March 7th 2020, Bad Breed at the Linsmore Tavern

The last show I saw before lockdown was Bad Breed at the Linsmore Tavern on March 7th 2020. It was a Saturday night in the east end, a little chilly but not so cold that it was uncomfortable, and I wanted to head out to see my friend Mike's band play and show my support for what they do. I've known Mike for years, we were introduced by our mutual friend Brooke in the summer of 1990, and we worked together for a while in the early two thousands. Mike is one of those people I've known for a long, long, long time and I'm always happy to see him.

Over the years I've seen Mike play in tons of bands, sometimes as a drummer, sometimes as the front person, sometimes sharing the spotlight with others. He's a charismatic performer, easily taking command of the audience when he's on stage, a strong and engaging presence that always impresses. I've enjoyed all of the bands that he's been in, but the latest act he's been playing with, Bad Breed, is one that I'm really impressed with, an incredible group of artists who've come together to make a unique and soulful sound that blends styles and genres effortlessly into something rich and exciting all of their own. They're pretty dynamic, pretty amazing, and they're well worth checking out on Bandcamp or Spotify if you're looking for something new.

I went to the show by myself that night and when I got there I found a stool by the front door that had a slightly raised view of the stage. I sat there reading my Kobo for a bit before the show started, and when he saw me Mike came by to say hi for a couple of minutes, asking me how I was doing, what I was reading ("The Stand" by Stephen King if you're interested), that kind of easy and casual conversation that comes with people who have known each other for so long. But as comfortable as it was to chat with Mike, there was a tension all around the room in pretty much everybody else. It was a pretty crowded space so I was able to hear a lot of people talking, and there was literally only one topic on everybody's lips, COVID-19 and what was happening around the world. Everybody had a story to tell or something to say, "I hear that cases are climbing in Montreal...", "I just got back from New Orleans, no cases there but at the airport they were asking me a ton of questions...", "What do you think is going to happen?", "We went to Costco and there was hardly any toilet paper..."

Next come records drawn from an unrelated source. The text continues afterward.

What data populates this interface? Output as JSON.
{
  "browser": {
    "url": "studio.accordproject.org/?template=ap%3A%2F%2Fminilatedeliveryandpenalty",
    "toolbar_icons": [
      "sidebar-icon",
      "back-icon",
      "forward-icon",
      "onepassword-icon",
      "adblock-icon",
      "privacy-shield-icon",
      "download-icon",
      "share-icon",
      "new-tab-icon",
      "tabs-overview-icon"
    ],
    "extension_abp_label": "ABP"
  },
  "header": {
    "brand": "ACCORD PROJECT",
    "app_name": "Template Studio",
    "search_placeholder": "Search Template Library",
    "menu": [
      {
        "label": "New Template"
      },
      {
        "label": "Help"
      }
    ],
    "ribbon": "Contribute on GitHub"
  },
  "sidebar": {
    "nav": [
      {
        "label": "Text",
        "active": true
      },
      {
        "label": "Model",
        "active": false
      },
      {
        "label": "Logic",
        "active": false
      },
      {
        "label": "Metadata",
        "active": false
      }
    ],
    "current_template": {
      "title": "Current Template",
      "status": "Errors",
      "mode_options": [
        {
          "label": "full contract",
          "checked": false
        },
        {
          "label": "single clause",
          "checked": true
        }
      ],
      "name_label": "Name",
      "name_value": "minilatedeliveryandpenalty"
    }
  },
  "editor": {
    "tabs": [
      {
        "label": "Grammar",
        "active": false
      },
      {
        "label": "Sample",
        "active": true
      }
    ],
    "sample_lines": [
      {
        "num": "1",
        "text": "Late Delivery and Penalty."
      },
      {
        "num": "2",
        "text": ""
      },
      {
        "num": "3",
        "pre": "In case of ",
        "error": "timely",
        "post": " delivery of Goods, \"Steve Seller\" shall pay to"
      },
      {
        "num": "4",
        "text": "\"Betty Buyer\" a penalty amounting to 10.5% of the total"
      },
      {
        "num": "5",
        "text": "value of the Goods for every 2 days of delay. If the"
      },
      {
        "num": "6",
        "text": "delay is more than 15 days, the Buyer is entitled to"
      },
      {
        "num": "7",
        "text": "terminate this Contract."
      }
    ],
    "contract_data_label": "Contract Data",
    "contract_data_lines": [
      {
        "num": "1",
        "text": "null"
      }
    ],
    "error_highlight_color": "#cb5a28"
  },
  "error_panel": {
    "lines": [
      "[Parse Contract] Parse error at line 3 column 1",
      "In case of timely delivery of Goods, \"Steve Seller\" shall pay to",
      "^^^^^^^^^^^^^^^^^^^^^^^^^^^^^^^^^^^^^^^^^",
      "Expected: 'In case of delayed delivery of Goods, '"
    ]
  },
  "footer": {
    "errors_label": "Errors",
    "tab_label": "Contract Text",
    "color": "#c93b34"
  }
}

Despite that tension in the air we were all there for a show and when the band started their set nobody was interested in talking about pandemics any more. Bad Breed are an exceptionally tight unit, a solid bunch of musicians that all bring their best to their performance, and that night they were on fire, fully engaging the audience with a strong hybrid of R'n'B, Soul, Punk, and Garage with great harmonies, all blended together and laid out for us to enjoy, a really fulsome sound that worked great in a live space. Their set featured a lot of songs from their latest "Ferocious Love", including excellent takes on "Animal Impact" and "War with Myself", my two favorite tracks from the album, each of them showcasing the immense skills and talents of the band. They have an excellent chemistry between them, a clear sense of shared joy not only in terms of the music they're making but in being able to make that music together, and that joy comes across really well when they play.

It was a great set, and in many ways it was a great example of so many of the best things that I love about live music and going to shows. A small space with a band playing great music, a connection with the audience that speaks to a shared love of music, the opportunity to support friends and encourage them in their pursuits, and some really kick ass tunes that I enjoy hearing. And if any show was going to be my last show for a year then seeing Bad Breed at the Linsmore Tavern was the right way to go, because it captured so much of why I love seeing bands live. In hindsight it was a show that resonated with me on a lot of levels and I'm grateful to Bad Breed for leaving me with that kind of resonance, it's been a good memory to hold onto during these long months without live music. 

I'll be sure to thank Mike and the band for that when I have the chance to see them play live again someday soon...